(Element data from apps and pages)

[Start of section]

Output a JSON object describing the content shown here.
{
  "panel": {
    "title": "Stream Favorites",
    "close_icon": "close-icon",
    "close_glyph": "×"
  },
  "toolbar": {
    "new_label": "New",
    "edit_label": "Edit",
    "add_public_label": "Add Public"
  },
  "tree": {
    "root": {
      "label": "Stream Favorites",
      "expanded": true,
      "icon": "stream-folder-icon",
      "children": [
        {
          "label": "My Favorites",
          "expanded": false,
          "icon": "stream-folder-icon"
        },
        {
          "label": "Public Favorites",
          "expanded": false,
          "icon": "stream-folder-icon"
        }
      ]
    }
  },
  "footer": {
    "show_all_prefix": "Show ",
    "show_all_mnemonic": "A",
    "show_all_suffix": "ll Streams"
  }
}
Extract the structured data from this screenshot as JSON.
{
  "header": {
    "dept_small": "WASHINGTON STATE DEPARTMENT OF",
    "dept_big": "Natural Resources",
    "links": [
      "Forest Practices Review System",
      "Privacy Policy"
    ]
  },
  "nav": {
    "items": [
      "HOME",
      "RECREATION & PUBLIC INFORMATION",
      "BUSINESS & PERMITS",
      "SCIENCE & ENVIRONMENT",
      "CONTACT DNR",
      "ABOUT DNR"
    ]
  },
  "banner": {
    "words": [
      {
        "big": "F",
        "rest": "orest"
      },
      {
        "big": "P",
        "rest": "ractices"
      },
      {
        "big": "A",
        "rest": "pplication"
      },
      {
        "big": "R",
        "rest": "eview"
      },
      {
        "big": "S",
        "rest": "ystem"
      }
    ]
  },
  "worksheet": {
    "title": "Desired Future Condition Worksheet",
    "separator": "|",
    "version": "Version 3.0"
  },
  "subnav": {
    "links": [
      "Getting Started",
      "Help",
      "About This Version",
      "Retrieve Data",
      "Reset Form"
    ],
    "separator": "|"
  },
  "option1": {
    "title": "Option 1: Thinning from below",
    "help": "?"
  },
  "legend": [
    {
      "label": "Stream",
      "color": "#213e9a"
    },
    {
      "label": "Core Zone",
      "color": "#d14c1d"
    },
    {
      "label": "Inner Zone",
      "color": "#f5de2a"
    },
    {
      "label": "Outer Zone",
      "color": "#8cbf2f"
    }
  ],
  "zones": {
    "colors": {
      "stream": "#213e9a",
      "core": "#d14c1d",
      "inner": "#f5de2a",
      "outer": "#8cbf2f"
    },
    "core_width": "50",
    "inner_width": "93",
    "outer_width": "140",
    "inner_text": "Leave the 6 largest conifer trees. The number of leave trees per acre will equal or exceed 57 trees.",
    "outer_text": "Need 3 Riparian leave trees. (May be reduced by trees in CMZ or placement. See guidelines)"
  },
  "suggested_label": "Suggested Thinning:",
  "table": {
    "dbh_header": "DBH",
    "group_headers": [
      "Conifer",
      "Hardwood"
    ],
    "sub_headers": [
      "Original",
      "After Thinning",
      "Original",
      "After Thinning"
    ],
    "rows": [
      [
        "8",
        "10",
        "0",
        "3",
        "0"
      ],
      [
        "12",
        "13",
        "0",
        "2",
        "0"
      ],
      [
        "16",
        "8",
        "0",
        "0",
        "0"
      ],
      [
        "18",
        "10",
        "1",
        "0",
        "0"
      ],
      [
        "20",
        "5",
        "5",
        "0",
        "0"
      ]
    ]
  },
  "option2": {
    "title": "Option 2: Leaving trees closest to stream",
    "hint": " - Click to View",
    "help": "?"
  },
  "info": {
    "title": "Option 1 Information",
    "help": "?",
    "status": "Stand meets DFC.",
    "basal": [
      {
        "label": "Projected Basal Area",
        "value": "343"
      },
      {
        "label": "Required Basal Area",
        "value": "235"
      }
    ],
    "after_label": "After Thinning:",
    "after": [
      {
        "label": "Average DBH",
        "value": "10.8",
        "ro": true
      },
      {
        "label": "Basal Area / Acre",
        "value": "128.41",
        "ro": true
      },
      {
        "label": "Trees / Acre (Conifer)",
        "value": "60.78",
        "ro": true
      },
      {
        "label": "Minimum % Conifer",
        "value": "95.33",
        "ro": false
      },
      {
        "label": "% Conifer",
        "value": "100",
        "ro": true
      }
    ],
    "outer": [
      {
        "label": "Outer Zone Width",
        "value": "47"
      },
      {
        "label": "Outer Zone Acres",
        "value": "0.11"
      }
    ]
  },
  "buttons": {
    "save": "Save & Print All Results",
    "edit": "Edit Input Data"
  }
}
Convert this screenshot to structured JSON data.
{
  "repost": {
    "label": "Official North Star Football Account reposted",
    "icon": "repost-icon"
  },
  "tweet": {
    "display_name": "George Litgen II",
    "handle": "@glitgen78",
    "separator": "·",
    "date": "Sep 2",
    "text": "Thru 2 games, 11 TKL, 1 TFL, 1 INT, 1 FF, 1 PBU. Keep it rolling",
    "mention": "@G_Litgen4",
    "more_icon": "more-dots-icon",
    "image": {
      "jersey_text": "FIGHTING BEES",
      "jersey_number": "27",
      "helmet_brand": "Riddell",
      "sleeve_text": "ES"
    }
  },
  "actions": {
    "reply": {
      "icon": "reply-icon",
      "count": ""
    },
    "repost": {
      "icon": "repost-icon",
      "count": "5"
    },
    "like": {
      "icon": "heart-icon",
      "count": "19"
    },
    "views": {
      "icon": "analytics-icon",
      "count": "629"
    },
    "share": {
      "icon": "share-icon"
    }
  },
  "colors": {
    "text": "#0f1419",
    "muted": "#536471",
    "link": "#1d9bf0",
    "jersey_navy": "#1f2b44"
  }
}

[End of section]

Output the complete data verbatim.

*Reply*:
Output a JSON object describing the content shown here.
{
  "panel": {
    "title": "Stream Favorites",
    "close_icon": "close-icon",
    "close_glyph": "×"
  },
  "toolbar": {
    "new_label": "New",
    "edit_label": "Edit",
    "add_public_label": "Add Public"
  },
  "tree": {
    "root": {
      "label": "Stream Favorites",
      "expanded": true,
      "icon": "stream-folder-icon",
      "children": [
        {
          "label": "My Favorites",
          "expanded": false,
          "icon": "stream-folder-icon"
        },
        {
          "label": "Public Favorites",
          "expanded": false,
          "icon": "stream-folder-icon"
        }
      ]
    }
  },
  "footer": {
    "show_all_prefix": "Show ",
    "show_all_mnemonic": "A",
    "show_all_suffix": "ll Streams"
  }
}
Extract the structured data from this screenshot as JSON.
{
  "header": {
    "dept_small": "WASHINGTON STATE DEPARTMENT OF",
    "dept_big": "Natural Resources",
    "links": [
      "Forest Practices Review System",
      "Privacy Policy"
    ]
  },
  "nav": {
    "items": [
      "HOME",
      "RECREATION & PUBLIC INFORMATION",
      "BUSINESS & PERMITS",
      "SCIENCE & ENVIRONMENT",
      "CONTACT DNR",
      "ABOUT DNR"
    ]
  },
  "banner": {
    "words": [
      {
        "big": "F",
        "rest": "orest"
      },
      {
        "big": "P",
        "rest": "ractices"
      },
      {
        "big": "A",
        "rest": "pplication"
      },
      {
        "big": "R",
        "rest": "eview"
      },
      {
        "big": "S",
        "rest": "ystem"
      }
    ]
  },
  "worksheet": {
    "title": "Desired Future Condition Worksheet",
    "separator": "|",
    "version": "Version 3.0"
  },
  "subnav": {
    "links": [
      "Getting Started",
      "Help",
      "About This Version",
      "Retrieve Data",
      "Reset Form"
    ],
    "separator": "|"
  },
  "option1": {
    "title": "Option 1: Thinning from below",
    "help": "?"
  },
  "legend": [
    {
      "label": "Stream",
      "color": "#213e9a"
    },
    {
      "label": "Core Zone",
      "color": "#d14c1d"
    },
    {
      "label": "Inner Zone",
      "color": "#f5de2a"
    },
    {
      "label": "Outer Zone",
      "color": "#8cbf2f"
    }
  ],
  "zones": {
    "colors": {
      "stream": "#213e9a",
      "core": "#d14c1d",
      "inner": "#f5de2a",
      "outer": "#8cbf2f"
    },
    "core_width": "50",
    "inner_width": "93",
    "outer_width": "140",
    "inner_text": "Leave the 6 largest conifer trees. The number of leave trees per acre will equal or exceed 57 trees.",
    "outer_text": "Need 3 Riparian leave trees. (May be reduced by trees in CMZ or placement. See guidelines)"
  },
  "suggested_label": "Suggested Thinning:",
  "table": {
    "dbh_header": "DBH",
    "group_headers": [
      "Conifer",
      "Hardwood"
    ],
    "sub_headers": [
      "Original",
      "After Thinning",
      "Original",
      "After Thinning"
    ],
    "rows": [
      [
        "8",
        "10",
        "0",
        "3",
        "0"
      ],
      [
        "12",
        "13",
        "0",
        "2",
        "0"
      ],
      [
        "16",
        "8",
        "0",
        "0",
        "0"
      ],
      [
        "18",
        "10",
        "1",
        "0",
        "0"
      ],
      [
        "20",
        "5",
        "5",
        "0",
        "0"
      ]
    ]
  },
  "option2": {
    "title": "Option 2: Leaving trees closest to stream",
    "hint": " - Click to View",
    "help": "?"
  },
  "info": {
    "title": "Option 1 Information",
    "help": "?",
    "status": "Stand meets DFC.",
    "basal": [
      {
        "label": "Projected Basal Area",
        "value": "343"
      },
      {
        "label": "Required Basal Area",
        "value": "235"
      }
    ],
    "after_label": "After Thinning:",
    "after": [
      {
        "label": "Average DBH",
        "value": "10.8",
        "ro": true
      },
      {
        "label": "Basal Area / Acre",
        "value": "128.41",
        "ro": true
      },
      {
        "label": "Trees / Acre (Conifer)",
        "value": "60.78",
        "ro": true
      },
      {
        "label": "Minimum % Conifer",
        "value": "95.33",
        "ro": false
      },
      {
        "label": "% Conifer",
        "value": "100",
        "ro": true
      }
    ],
    "outer": [
      {
        "label": "Outer Zone Width",
        "value": "47"
      },
      {
        "label": "Outer Zone Acres",
        "value": "0.11"
      }
    ]
  },
  "buttons": {
    "save": "Save & Print All Results",
    "edit": "Edit Input Data"
  }
}
Convert this screenshot to structured JSON data.
{
  "repost": {
    "label": "Official North Star Football Account reposted",
    "icon": "repost-icon"
  },
  "tweet": {
    "display_name": "George Litgen II",
    "handle": "@glitgen78",
    "separator": "·",
    "date": "Sep 2",
    "text": "Thru 2 games, 11 TKL, 1 TFL, 1 INT, 1 FF, 1 PBU. Keep it rolling",
    "mention": "@G_Litgen4",
    "more_icon": "more-dots-icon",
    "image": {
      "jersey_text": "FIGHTING BEES",
      "jersey_number": "27",
      "helmet_brand": "Riddell",
      "sleeve_text": "ES"
    }
  },
  "actions": {
    "reply": {
      "icon": "reply-icon",
      "count": ""
    },
    "repost": {
      "icon": "repost-icon",
      "count": "5"
    },
    "like": {
      "icon": "heart-icon",
      "count": "19"
    },
    "views": {
      "icon": "analytics-icon",
      "count": "629"
    },
    "share": {
      "icon": "share-icon"
    }
  },
  "colors": {
    "text": "#0f1419",
    "muted": "#536471",
    "link": "#1d9bf0",
    "jersey_navy": "#1f2b44"
  }
}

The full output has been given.